The Splendid Landscape of Fuji’s Shibazakura Festival

Shibazakura Festival is just one of the great reasons why you should visit Japan in Spring. It has been called Shibazakura (pink moss) not because it’s a family of sakura (cherry blossoms), but because it resembles the petals of sakura filling up the ground.

Shibazakura Festival

Our first visit to the Shibazakura Festival was too early. Not even one flower was in bloom, we tried to go home not disappointed so we just bought a very delicious tea being sold in one of the stalls. Last Saturday, May 24th, the weather forecast showed sunny and partly cloudy in Fujikawaguchiko throughout the day, which meant that Mt. Fuji would be covered with clouds at 50/50 chance. But we tried our luck.

Going to the event, Mt. Fuji gave the perfect unobstructed view of its majesty. I got really excited. However, on the side where the Festival took place, Mt. Fuji was completely obstructed with clouds. It was yet another disappointment but I tried to not think about it too much. Instead, I relished the splendid landscape of pink and white carpet on the ground.

Shibazakura Festival

Shibazakura Festival

There were over 800,000 stalks of shibazakura of five varieties planted on the enchanting fields of different hues — pink, lavender, and white. If you both missed the cherry blossom or wisteria season, the Shibazakura Festival will definitely make up for it.

Shibazakura Festival

Shibazakura Festival

Shibazakura Festival

It rained for 2 days straight before we visited the place so I’m quite not sure if that affected the overall appearance of the field as there were some bald spots. But hubby said it could be the season, some flower beds bloom delayed.
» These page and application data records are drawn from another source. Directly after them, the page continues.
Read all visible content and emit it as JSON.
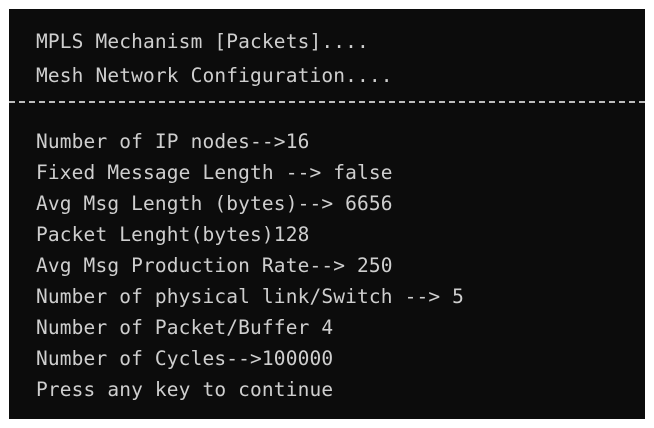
{
  "console": {
    "header_lines": [
      "MPLS Mechanism [Packets]....",
      "Mesh Network Configuration...."
    ],
    "config_lines": [
      "Number of IP nodes-->16",
      "Fixed Message Length --> false",
      "Avg Msg Length (bytes)--> 6656",
      "Packet Lenght(bytes)128",
      "Avg Msg Production Rate--> 250",
      "Number of physical link/Switch --> 5",
      "Number of Packet/Buffer 4",
      "Number of Cycles-->100000"
    ],
    "prompt": "Press any key to continue",
    "colors": {
      "background": "#0c0c0c",
      "text": "#cfcfcf"
    }
  }
}
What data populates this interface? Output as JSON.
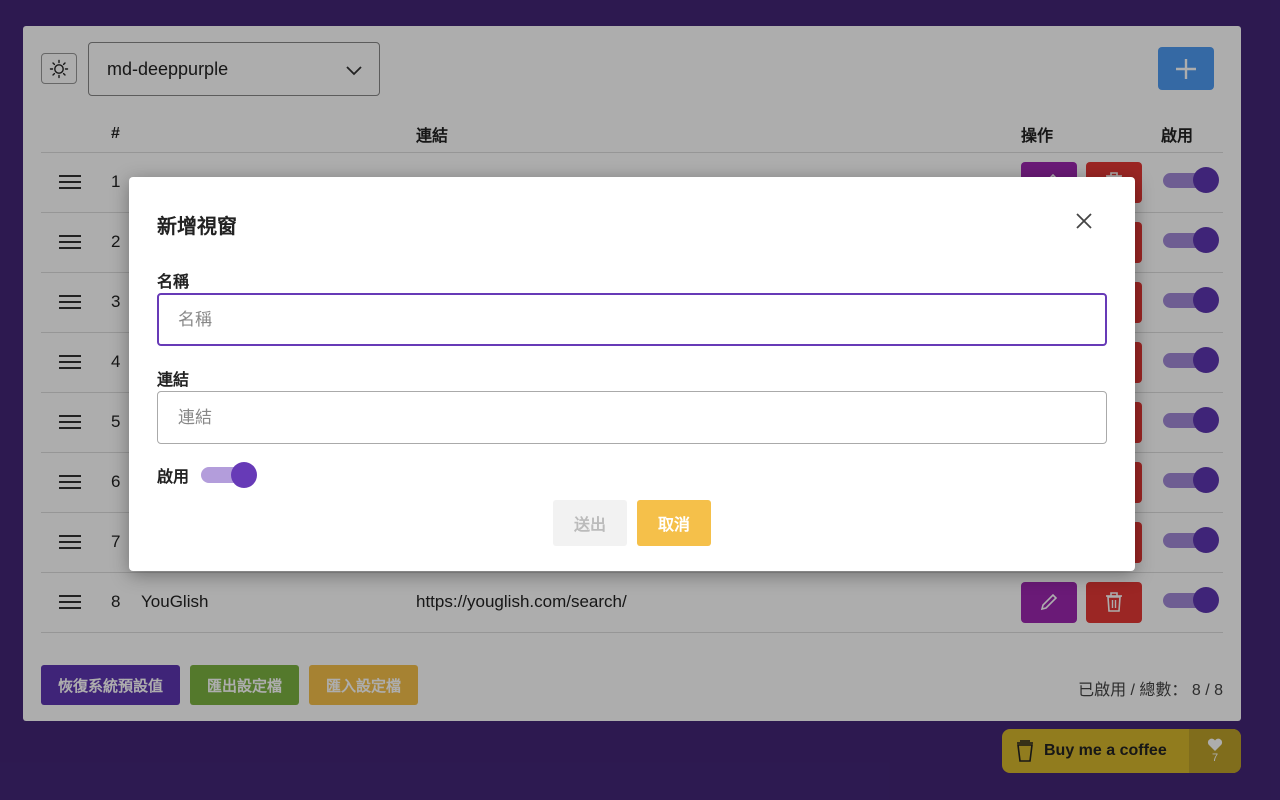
{
  "toolbar": {
    "theme_select_value": "md-deeppurple",
    "add_icon": "plus-icon",
    "theme_icon": "sun-icon"
  },
  "table": {
    "headers": {
      "num": "#",
      "name": "",
      "link": "連結",
      "ops": "操作",
      "enabled": "啟用"
    },
    "rows": [
      {
        "num": "1",
        "name": "",
        "link": "",
        "enabled": true
      },
      {
        "num": "2",
        "name": "",
        "link": "",
        "enabled": true
      },
      {
        "num": "3",
        "name": "",
        "link": "",
        "enabled": true
      },
      {
        "num": "4",
        "name": "",
        "link": "",
        "enabled": true
      },
      {
        "num": "5",
        "name": "",
        "link": "",
        "enabled": true
      },
      {
        "num": "6",
        "name": "",
        "link": "",
        "enabled": true
      },
      {
        "num": "7",
        "name": "",
        "link": "",
        "enabled": true
      },
      {
        "num": "8",
        "name": "YouGlish",
        "link": "https://youglish.com/search/",
        "enabled": true
      }
    ]
  },
  "footer": {
    "restore_label": "恢復系統預設值",
    "export_label": "匯出設定檔",
    "import_label": "匯入設定檔",
    "stats_label": "已啟用 / 總數：",
    "stats_value": "8 / 8"
  },
  "modal": {
    "title": "新增視窗",
    "name_label": "名稱",
    "name_placeholder": "名稱",
    "link_label": "連結",
    "link_placeholder": "連結",
    "enabled_label": "啟用",
    "enabled": true,
    "submit_label": "送出",
    "cancel_label": "取消"
  },
  "coffee": {
    "label": "Buy me a coffee",
    "likes": "7"
  },
  "colors": {
    "background": "#432677",
    "accent": "#673ab7",
    "add_button": "#4e9bf2",
    "edit_button": "#9c27b0",
    "delete_button": "#e53935",
    "restore_button": "#5e35b1",
    "export_button": "#7cb342",
    "import_button": "#f5c04a",
    "coffee": "#d6b72d"
  }
}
On a positive note, the weather that day was perfect for taking photos. Not too sunny, not too cloudy.

Shibazakura Festival

Shibazakura Festival
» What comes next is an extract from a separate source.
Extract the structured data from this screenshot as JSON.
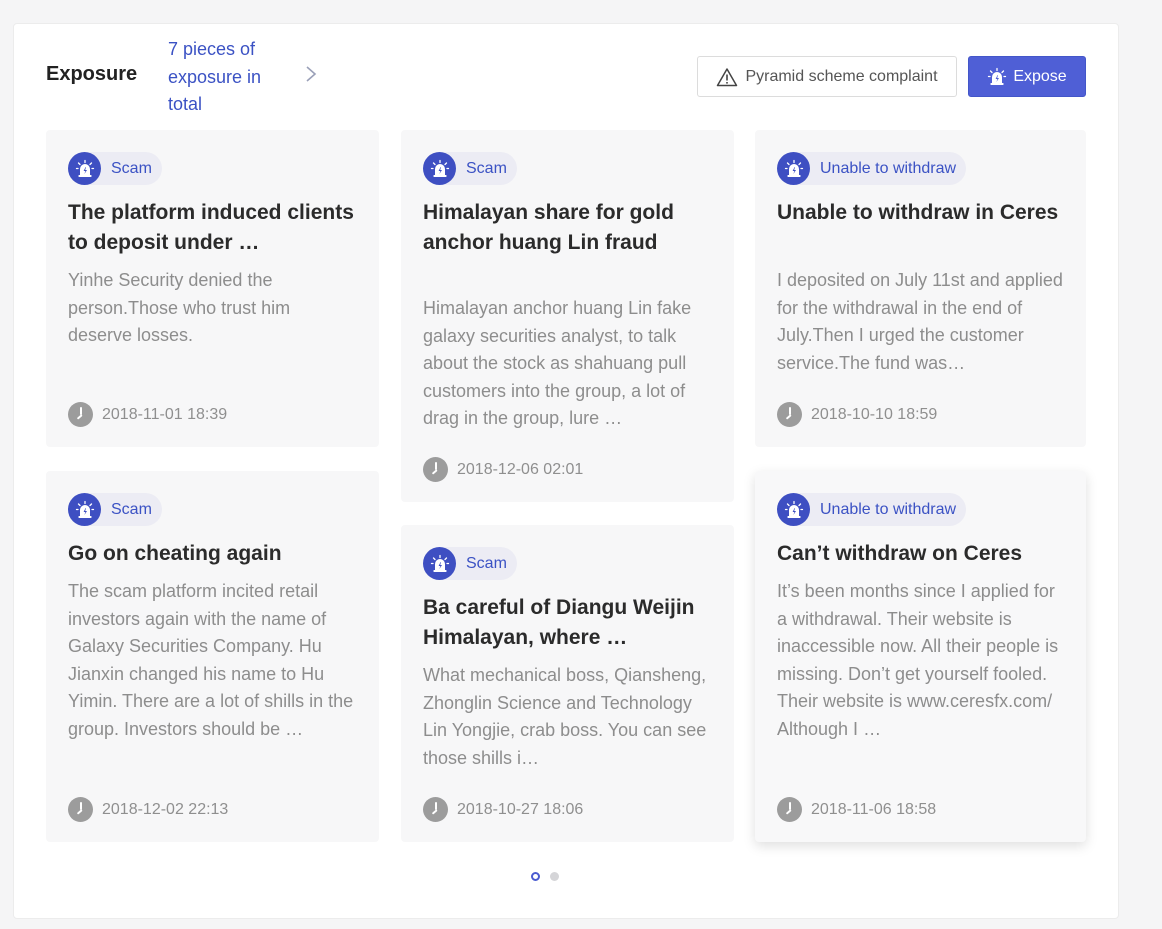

Shibazakura Festival

Shibazakura Festival

Shibazakura Festival

We had Yakisoba topped with seaweed powder for lunch and taiyaki filled with custard cream for dessert. It was delicious!

More and more pictures were taken after our lunch, but we had to go home as it started to get dark. Our last stop was the wooden bridge to capture the overall landscape of the shibazakura. Although not in picture perfect situation — Mt. Fuji was obstructed, some flower beds were delayed, and the bulk of tourists — the beautiful lush of green that filled the background behind was already orgasmic.

Shibazakura Festival

Shibazakura Festival

Shibazakura Festival

Shibazakura Festival

I vowed myself to come back to this place again and capture the Mt. Fuji at its best. Not just that, there were a lot of interesting places around Fujikawaguchiko and hubby promised that we’ll soon spend a night in this beautiful place.